We have in the past used Thunderbird extensively for email. It has always been a fantastic tool which has its own spam filtering functionality. We have used Thunderbird’s functionality often to automatically file certain emails into their own folders. This is mostly based on a situation where everybody has their own desktop system where those filters can be setup easily. However, when we sit down behind another desktop, or, as happens much more frequently, our mobile phones, these filtering rules are no longer instantly accessible. Sieve is a script language that’s intended to run on the mailserver itself so email can be moved to folders as they are being delivered. As it turns out, Thunderbird even has, by means of a separate plugin, an interface to Pigeonhole/Sieve.

While this article is about how to setup the initial Sieve filters, Thunderbird is no longer required after this initial setup, it merely provides a convenient method of adding more filters at a later time.

In order to install Sieve in Thunderbird, we need to first download the Sieve plugin from the GIT development site. Unfortunately this is required as some changes in Sieve are not backwards compatible. It is therefore important to make sure we’re running a recent version of Thunderbird first.

After that, the Sieve plugin can be download here. When the file has been downloaded it can be installed into Thunderbird by going to the Add-Ons menu in Thunderbird. From this menu choose ‘Extensions’ -> ‘Install Add-On from File’ and choose the just downloaded XPI file. After the plugin is installed Thunderbird does not need to be restarted, we can simply go into the account settings and among the ‘Server Settings’, ‘Copies and Folders’ etc. we will find the ‘Sieve Settings’ there now.

Chapter 2. Sieve Settings
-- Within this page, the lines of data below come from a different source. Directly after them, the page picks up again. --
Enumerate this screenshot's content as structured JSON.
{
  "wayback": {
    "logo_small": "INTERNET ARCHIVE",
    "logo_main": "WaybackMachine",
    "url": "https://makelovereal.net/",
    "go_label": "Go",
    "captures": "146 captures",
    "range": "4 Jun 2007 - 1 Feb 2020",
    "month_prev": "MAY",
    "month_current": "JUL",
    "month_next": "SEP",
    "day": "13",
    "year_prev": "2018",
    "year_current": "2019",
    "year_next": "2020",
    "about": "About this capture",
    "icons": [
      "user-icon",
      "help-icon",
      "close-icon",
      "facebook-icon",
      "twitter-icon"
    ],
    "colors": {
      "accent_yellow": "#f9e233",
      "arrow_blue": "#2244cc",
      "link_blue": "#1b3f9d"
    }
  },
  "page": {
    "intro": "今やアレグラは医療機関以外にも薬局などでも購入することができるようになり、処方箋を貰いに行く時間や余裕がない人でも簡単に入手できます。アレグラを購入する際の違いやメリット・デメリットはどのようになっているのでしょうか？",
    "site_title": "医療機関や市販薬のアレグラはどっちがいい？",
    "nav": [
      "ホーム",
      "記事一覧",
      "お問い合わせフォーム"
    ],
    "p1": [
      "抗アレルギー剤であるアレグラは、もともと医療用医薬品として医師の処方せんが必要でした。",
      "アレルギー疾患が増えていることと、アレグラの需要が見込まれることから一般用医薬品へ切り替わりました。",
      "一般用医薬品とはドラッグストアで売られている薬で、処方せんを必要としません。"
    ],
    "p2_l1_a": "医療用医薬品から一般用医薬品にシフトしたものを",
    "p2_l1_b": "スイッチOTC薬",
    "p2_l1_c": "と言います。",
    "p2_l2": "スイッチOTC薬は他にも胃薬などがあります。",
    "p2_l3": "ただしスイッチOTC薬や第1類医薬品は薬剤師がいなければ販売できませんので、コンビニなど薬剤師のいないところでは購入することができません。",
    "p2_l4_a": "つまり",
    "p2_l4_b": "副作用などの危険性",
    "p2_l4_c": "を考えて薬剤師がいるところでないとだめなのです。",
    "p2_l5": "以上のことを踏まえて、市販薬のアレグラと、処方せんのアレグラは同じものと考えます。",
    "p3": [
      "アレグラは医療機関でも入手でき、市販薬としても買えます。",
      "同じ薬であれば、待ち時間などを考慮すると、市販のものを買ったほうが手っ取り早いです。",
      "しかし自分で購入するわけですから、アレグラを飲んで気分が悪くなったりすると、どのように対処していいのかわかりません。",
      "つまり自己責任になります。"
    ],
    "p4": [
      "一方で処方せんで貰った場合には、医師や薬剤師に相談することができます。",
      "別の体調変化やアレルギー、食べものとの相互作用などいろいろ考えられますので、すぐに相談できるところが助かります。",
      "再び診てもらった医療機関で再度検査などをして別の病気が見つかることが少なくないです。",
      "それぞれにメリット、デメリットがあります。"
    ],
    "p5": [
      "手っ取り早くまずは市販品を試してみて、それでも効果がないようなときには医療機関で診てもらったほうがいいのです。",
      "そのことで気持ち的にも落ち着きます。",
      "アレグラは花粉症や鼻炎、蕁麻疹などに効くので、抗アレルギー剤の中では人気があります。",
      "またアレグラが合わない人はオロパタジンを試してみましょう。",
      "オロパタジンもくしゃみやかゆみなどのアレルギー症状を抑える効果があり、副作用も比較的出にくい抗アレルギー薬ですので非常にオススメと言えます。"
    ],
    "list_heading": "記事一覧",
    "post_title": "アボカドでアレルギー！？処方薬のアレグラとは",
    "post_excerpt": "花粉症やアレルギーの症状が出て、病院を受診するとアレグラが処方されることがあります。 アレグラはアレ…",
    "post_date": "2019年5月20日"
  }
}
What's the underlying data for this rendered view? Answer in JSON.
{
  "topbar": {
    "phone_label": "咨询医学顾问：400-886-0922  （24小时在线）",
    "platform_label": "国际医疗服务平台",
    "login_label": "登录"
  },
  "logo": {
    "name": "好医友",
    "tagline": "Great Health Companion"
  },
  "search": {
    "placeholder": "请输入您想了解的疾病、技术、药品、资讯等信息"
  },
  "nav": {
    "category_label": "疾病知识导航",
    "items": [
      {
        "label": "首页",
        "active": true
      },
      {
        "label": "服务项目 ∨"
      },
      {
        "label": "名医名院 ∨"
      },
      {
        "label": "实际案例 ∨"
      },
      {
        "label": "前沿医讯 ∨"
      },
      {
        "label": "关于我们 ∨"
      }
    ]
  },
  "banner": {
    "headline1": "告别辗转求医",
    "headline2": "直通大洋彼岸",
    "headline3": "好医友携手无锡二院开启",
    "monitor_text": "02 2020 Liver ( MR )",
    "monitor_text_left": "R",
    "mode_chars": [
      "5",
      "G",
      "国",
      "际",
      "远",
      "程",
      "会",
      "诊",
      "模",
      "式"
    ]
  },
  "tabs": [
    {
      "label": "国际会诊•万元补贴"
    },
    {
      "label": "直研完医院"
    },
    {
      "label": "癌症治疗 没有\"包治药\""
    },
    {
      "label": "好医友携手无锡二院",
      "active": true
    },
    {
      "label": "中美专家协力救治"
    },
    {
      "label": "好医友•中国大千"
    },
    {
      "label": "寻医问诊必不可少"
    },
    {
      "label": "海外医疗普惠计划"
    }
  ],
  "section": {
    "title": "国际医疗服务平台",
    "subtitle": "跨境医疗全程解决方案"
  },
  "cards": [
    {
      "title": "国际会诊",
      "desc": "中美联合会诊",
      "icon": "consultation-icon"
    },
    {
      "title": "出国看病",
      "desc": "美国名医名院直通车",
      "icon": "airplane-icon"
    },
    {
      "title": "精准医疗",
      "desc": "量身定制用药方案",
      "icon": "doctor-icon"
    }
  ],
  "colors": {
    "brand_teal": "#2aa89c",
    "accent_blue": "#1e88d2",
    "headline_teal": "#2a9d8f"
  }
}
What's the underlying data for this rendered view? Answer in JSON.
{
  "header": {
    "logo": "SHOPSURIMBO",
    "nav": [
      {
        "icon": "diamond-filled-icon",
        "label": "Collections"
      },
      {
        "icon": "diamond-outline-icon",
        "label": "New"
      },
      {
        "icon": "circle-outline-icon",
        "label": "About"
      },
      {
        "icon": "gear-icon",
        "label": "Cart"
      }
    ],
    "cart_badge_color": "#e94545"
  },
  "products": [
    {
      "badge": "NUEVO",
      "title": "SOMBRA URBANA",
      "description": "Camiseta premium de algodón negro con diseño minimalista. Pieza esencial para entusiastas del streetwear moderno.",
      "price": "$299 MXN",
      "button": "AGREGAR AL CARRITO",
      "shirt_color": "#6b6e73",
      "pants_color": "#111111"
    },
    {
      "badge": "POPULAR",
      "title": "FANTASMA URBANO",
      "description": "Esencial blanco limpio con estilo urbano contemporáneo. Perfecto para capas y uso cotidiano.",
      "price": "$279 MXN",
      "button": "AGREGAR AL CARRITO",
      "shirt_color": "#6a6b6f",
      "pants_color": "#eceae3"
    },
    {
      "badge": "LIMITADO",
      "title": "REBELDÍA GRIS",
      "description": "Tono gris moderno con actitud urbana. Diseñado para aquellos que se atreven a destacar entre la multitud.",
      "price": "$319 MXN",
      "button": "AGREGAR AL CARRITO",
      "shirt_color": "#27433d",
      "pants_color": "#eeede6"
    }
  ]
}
When we go into the Sieve Settings, we can choose safely ‘Yes, manage Sieve scripts for this account’. The defauls account settings can be left unchanged and we can now choose ‘Edit Filters’. We will then first get a message saying ‘Your mail server attempts to identify itself with invalid information’. It’s okay to continue here as this is caused by using a so-called self-signed security certificate. So click ‘Continue’ on this dialog and you should see a tab in Thunderbird with ‘Sieve Filters’ as its title. Right under the ‘Donate’ button there are some buttons that say ‘New…’, ‘Edit…’ etc.

We’re now going to create our first Sieve filter through clicking on ‘New’. A popup window will ask for the name of the new script, enter ‘Spam’ here and click on ‘Ok’.In the editor dialogue now enter the following:

require "fileinto";
if header :contains "X-Spam-Flag" "YES" {
 fileinto "Sievespam";

After saving this Sieve script the 3DN mailserver will now look into your messages if there’s an email header in there that’s called ‘X-Spam-Flag’. This email header is added by Postfix after it has first sent the email through Spamassassin. Spamassassin does a lot of checks to determine if email may actually be spam and on determining that it is Spam it will set the value of the X-Spam-Flag header to ‘YES’.

After first receiving, then sending it through Spamassassin, and doing a range of other checks, Postfix finally hands over control to Dovecot’s LDA (local delivery agent). Dovecot’s LDA will then run the Spam Sieve script on the message and it will test for us if the X-Spam-Flag is set to ‘YES’; If this is the case it will automatically put the email into the folder ‘Sievespam’.

Using this mechanism, a LOT of functionality can be added on the server-side to your mailbox. We recommend that you read up on the Sieve website about this.